Two of the three arguments made in Grant’s appellate brief were sufficiently stated to survive the state’s motion to strike, but they are ultimately too undeveloped to address under State v. Pettit, 171 Wis. 2d 627, 646-47, 492 N.W.2d 633 (Ct. App. 1992). Moreover, Grant failed to arrange for the production of the transcript of the circuit court’s oral ruling on his postconviction motion, meaning the transcript is assumed to support the circuit court’s decision, State v. McAttee, 2001 WI App 262, ¶5 n.1, 248 Wis. 2d 865, 637 N.W.2d 774.
¶7 It is true that we may make allowances for pro se litigants, and we have done so here by, among other things, extending deadlines, reinstating Grant’s appeals after he initially failed to pay the filing fee, and attempting to decipher all of Grant’s handwriting even though some of it was very difficult to read.
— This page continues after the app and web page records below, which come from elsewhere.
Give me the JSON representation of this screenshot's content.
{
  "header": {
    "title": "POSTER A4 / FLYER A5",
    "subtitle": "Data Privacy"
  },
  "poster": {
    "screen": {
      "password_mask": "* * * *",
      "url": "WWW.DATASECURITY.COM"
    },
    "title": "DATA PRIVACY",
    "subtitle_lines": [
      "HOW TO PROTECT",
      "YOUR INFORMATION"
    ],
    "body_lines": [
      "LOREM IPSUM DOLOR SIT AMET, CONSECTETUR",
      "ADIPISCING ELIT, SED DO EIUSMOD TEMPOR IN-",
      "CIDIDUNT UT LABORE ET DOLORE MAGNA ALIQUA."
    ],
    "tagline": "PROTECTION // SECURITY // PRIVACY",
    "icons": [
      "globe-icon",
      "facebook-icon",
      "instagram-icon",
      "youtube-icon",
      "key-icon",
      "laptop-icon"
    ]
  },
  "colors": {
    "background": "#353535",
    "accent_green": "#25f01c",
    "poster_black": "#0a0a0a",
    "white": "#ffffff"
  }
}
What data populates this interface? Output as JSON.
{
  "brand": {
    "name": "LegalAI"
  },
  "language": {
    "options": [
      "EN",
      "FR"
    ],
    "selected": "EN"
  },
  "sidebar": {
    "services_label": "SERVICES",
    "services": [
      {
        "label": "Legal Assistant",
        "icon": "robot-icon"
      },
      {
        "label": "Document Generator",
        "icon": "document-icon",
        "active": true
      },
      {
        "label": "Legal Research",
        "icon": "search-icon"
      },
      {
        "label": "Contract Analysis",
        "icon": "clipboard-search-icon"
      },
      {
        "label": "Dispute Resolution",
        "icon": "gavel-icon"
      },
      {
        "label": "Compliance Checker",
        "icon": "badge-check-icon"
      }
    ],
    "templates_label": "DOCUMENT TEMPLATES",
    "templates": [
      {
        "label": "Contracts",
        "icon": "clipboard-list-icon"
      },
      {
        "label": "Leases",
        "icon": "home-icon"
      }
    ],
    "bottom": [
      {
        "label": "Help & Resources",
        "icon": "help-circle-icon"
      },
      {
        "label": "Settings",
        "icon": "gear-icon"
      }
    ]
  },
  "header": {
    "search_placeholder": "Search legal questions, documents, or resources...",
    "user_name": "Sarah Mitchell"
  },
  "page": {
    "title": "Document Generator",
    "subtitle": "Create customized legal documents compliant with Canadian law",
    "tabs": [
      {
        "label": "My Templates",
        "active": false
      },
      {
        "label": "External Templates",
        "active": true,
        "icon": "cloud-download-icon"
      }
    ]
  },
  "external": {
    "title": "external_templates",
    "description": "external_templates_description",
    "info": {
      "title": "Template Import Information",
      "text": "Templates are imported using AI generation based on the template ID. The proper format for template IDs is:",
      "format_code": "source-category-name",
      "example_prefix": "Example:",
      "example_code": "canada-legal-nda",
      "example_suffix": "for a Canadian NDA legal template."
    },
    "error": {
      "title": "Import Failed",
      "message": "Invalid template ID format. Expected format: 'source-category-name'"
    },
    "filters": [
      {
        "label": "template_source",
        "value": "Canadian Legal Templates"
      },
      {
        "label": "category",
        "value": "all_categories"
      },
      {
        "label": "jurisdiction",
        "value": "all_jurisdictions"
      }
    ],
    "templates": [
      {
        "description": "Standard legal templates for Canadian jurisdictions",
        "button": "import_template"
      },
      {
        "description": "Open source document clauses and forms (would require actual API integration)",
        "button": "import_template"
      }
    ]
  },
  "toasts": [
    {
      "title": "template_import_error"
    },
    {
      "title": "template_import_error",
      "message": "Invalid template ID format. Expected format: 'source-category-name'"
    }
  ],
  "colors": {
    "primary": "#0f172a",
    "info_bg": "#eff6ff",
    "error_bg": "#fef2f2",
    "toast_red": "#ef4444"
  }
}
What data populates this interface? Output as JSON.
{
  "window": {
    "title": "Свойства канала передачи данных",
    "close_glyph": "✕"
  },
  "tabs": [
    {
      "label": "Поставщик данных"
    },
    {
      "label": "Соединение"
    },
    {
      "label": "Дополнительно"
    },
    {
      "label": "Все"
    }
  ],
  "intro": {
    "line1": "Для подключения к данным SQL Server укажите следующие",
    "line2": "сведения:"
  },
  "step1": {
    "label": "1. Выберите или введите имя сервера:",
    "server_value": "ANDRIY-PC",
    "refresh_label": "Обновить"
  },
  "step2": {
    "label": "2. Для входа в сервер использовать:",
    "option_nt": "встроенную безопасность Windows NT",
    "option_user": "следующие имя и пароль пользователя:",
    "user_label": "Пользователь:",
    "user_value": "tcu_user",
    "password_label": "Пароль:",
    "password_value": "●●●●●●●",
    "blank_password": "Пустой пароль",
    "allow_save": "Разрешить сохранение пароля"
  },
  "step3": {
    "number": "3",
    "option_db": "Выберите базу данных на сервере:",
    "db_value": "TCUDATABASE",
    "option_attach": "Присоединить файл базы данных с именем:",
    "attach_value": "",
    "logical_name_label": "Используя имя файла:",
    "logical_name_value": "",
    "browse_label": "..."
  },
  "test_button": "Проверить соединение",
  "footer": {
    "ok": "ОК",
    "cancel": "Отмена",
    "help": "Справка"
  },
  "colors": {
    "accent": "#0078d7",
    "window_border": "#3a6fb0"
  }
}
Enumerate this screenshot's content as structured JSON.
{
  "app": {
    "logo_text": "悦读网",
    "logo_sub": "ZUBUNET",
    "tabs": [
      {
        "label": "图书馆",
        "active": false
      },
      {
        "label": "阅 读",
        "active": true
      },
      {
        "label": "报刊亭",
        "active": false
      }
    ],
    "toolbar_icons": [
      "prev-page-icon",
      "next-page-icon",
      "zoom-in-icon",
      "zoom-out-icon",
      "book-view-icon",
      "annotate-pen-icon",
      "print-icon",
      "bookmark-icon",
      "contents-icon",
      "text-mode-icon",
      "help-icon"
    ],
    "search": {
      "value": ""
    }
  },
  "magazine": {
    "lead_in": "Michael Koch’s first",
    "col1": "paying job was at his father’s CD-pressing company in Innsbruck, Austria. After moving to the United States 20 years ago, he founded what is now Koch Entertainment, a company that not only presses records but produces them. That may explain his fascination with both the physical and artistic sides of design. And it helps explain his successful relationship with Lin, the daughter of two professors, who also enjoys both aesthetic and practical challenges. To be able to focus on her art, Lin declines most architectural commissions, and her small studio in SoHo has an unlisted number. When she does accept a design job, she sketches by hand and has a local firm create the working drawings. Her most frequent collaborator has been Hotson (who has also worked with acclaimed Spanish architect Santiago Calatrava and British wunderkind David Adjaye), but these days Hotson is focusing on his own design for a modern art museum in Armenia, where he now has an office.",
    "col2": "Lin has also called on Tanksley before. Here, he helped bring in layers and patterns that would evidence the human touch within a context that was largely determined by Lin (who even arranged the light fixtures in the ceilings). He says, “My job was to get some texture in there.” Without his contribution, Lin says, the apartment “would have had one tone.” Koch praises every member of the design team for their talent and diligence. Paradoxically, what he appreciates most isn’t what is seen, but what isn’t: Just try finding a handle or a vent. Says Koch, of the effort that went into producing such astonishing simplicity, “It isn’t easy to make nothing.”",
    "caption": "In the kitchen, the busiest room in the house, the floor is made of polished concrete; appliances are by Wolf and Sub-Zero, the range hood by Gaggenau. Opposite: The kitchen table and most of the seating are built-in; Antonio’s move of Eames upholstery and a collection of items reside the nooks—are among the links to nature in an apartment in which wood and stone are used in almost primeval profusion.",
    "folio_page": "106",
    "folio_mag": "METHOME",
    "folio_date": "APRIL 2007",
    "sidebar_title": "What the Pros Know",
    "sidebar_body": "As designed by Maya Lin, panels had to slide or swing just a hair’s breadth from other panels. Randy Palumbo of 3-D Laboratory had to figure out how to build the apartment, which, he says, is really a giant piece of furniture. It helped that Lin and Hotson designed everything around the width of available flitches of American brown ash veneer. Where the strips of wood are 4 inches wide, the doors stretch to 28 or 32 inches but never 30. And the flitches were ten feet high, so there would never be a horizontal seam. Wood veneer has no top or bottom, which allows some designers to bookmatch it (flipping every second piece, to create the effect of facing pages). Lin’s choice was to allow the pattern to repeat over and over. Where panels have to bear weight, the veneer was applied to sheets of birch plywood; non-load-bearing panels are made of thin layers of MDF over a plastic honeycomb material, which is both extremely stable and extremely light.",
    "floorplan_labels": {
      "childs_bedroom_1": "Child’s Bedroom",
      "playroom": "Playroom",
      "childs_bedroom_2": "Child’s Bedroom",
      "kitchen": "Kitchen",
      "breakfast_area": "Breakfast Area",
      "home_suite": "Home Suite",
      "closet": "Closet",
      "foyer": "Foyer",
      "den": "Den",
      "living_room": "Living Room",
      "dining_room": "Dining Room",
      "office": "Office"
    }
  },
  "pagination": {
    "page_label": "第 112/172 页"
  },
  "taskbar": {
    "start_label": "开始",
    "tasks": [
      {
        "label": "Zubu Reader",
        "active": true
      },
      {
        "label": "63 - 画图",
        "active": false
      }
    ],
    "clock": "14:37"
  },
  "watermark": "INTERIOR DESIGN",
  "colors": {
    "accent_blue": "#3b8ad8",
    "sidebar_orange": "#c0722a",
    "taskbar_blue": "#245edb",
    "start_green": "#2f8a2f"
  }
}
When it comes to the merits of a case, however, this court does not create issues or develop arguments for a litigant. State ex rel. Harris v. Smith, 220 Wis. 2d 158, 165, 582 N.W.2d 131 (Ct. App. 1998). “We cannot serve as both advocate and judge.” Pettit, 171 Wis. 2d at 647.